We usually think of cover crops as tools that farmers use to build soil between seasons of cash crops. According to Using Cover Crops in the Home Garden using cover crops can be beneficial to any gardener. These plants can build the soil, control soil erosion, and limit the spread of certain diseases and insects.
Cover Crop Benefits
For community gardeners, whether you grow in raised bed plots or in the ground, there are substantial benefits here. First, many community gardeners decide not to plant cool-season vegetables. Their plots become a mess of warm-season crop debris, which can harbor insect pests disease. Or, the plots are left bare almost guaranteeing that weedy plants will take over. Using cover crops during the cool-season months solves those issues.
Cover crops can add a nice look to a community garden plot. Many of these plants also attract pollinators and other beneficial insects.
Cover crops can provide a cheap source of nutrition for your garden plants. After maturity the crops are mowed down (use a weed whacker if you garden in a raised bed), left to dry out and are turned into the soil.
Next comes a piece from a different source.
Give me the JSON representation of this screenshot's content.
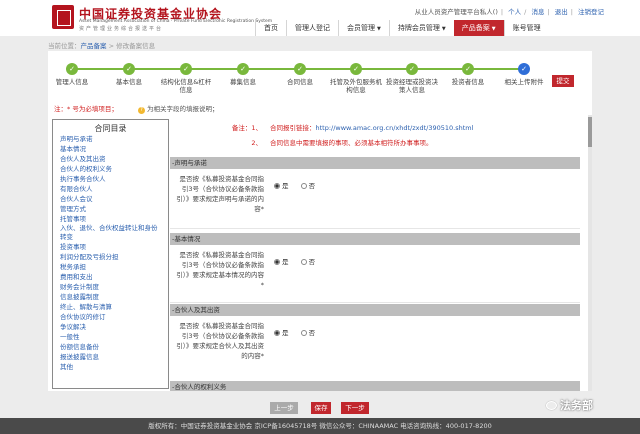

They decompose in the soil increasing the organic matter. Much less expensive than purchasing bags of organic matter!
Incorporating Cover Crops in Your Garden
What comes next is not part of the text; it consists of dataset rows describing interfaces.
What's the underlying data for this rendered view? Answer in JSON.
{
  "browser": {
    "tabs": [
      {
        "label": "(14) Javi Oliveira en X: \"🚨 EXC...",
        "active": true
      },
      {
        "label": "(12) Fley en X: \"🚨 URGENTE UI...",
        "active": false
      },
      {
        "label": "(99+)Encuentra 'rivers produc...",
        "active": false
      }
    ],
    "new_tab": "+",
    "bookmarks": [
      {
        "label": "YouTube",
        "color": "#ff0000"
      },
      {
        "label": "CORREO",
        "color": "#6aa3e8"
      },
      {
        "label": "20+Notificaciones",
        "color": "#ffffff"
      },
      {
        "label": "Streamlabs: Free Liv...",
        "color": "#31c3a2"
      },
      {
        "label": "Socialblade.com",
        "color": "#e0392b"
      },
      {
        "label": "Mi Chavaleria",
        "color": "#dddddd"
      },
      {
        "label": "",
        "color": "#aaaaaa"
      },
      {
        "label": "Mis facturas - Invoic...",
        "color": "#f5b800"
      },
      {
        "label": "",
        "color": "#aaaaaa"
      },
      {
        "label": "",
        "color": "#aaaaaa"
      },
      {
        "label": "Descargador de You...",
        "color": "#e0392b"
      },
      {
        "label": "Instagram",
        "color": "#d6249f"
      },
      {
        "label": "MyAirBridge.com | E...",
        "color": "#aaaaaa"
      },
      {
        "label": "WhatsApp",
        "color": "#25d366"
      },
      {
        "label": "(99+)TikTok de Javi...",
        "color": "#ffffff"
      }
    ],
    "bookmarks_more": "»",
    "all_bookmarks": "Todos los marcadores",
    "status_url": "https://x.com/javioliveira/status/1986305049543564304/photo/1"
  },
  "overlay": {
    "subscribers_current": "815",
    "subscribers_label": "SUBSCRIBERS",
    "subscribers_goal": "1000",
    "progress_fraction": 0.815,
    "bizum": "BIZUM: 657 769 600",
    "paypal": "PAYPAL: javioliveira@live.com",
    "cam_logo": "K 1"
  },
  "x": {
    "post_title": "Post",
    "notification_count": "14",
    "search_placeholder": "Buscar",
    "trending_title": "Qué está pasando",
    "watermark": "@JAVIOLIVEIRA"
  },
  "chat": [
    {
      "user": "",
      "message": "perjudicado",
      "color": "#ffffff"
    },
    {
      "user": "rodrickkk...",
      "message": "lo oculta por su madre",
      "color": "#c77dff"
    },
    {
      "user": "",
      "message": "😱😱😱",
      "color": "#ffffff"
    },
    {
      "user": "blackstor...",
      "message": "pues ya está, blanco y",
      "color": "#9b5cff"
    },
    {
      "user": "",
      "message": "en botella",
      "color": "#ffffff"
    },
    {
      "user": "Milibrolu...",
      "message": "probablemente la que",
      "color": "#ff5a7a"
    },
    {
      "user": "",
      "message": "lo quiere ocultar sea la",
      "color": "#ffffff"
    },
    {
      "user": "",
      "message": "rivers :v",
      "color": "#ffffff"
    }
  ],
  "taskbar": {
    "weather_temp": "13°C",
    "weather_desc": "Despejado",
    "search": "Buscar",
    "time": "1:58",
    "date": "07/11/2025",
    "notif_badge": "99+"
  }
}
So now that you are sold on the benefits of using cover crops during the cool-season, what do you plant? A combination of a cereal grain and a legume is a good choice. An example is wheat, oat, or rye with clover or winter peas. The cereal grain grows quickly while the slower germinating legume takes hold.
Finding small amounts of seeds for a garden plot may be a challenge. Check local feed and seed stores that may sell cover crops by the scoop. Check your seed catalogs. You may want to go in with others in your community garden for seed purchases.
For more details on the use of cover crops see Using Cover Crops in the Home Garden. Or, contact your local UGA Extension office.
Some of her recent and current work includes collaborating with partners on urban agriculture, working with school gardeners on STEM goals, and assisting communities in starting community gardens. In 2016 Becky launched the Pollinator Spaces Project which encourages community and school gardeners to add pollinator spaces.This project has been expanded in 2017 to the Georgia Pollinator Census project.Ask her about it!
Latest posts by Becky Griffin (see all)
- Using Cover Crops in Your Georgia Community Garden - September 13, 2017
- Yes, You Can Grow Carrots in North Georgia - August 30, 2017
- Make Room For Legumes in Your Georgia Garden - August 23, 2017